**Aim of the exercise**:
Copy each line of the records that includes "hours".

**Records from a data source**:
• • • • •

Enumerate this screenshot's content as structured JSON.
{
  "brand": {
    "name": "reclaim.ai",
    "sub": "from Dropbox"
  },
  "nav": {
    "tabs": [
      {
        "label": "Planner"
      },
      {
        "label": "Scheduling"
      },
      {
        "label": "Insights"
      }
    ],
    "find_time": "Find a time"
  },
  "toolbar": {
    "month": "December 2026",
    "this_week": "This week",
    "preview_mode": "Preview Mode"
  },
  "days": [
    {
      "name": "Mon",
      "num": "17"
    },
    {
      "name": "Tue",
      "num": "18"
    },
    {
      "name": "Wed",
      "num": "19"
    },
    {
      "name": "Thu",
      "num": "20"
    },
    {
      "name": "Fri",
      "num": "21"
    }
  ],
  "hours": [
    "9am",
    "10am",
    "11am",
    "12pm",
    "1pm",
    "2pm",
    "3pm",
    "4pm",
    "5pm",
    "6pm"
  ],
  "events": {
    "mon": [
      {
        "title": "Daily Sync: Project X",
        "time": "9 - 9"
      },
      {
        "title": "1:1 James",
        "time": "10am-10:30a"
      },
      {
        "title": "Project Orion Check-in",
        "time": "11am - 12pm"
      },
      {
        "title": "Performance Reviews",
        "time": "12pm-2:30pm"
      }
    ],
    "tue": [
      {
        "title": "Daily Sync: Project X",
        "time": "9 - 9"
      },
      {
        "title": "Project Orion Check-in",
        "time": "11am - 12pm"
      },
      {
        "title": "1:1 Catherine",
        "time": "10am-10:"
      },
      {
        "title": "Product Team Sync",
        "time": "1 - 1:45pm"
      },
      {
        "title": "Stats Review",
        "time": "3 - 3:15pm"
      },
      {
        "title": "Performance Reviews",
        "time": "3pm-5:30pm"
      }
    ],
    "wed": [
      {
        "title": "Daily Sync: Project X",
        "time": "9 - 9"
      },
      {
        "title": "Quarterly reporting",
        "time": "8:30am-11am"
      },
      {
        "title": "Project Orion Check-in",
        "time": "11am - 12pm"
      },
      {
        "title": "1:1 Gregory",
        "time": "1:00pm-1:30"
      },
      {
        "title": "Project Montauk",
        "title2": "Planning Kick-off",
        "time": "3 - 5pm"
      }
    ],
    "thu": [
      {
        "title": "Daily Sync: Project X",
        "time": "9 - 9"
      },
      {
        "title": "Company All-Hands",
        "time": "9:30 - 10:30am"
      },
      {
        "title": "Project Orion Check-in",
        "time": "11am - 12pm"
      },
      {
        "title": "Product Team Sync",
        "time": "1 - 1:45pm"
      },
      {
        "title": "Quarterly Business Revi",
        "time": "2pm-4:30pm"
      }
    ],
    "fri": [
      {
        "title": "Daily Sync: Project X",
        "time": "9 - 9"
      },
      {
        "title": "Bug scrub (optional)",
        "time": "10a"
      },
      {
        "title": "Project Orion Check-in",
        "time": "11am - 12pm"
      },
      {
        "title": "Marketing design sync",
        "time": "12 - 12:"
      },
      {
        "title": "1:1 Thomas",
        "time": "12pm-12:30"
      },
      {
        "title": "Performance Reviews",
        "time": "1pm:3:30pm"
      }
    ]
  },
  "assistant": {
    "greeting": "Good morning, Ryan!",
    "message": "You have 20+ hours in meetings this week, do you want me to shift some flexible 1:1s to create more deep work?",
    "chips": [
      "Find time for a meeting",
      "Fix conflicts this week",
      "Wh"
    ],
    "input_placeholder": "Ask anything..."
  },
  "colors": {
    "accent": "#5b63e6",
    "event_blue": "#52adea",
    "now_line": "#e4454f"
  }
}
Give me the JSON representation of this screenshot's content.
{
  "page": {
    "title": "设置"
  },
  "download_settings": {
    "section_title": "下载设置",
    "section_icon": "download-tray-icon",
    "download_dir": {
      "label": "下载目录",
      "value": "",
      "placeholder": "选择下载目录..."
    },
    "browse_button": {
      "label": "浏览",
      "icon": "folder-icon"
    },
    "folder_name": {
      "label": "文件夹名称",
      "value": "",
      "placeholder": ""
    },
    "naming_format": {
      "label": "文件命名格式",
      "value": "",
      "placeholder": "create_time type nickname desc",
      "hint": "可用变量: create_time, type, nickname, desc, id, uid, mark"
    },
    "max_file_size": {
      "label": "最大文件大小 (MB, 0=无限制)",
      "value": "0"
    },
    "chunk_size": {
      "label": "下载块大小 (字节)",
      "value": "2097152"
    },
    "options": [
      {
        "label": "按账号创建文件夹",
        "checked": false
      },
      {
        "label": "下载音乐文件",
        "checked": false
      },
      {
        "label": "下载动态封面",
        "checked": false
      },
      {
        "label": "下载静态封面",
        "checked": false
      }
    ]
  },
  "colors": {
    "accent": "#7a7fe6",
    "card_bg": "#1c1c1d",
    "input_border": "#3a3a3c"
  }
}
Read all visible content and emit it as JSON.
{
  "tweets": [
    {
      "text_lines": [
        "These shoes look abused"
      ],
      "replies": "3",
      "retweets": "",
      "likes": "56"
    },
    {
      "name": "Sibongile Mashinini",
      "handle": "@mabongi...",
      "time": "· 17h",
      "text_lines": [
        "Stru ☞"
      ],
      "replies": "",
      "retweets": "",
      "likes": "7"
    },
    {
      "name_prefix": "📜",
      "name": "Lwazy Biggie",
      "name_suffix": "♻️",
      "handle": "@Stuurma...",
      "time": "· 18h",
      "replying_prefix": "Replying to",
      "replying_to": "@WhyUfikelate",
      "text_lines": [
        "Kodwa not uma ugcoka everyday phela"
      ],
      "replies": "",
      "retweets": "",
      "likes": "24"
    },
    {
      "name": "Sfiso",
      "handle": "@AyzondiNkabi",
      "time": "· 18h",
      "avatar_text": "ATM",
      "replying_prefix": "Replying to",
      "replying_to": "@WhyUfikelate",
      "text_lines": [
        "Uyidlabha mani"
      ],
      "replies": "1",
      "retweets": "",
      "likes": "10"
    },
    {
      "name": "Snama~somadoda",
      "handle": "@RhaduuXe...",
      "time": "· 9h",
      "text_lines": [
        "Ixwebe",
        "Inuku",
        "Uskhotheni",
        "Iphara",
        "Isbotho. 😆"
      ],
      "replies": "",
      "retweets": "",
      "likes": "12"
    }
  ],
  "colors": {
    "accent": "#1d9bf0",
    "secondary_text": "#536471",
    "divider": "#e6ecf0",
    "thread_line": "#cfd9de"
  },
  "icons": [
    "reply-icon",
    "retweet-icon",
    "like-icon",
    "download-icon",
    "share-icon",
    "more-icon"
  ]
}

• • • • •

**Expected answer**:
  "hours": [
    "message": "You have 20+ hours in meetings this week, do you want me to shift some flexible 1:1s to create more deep work?",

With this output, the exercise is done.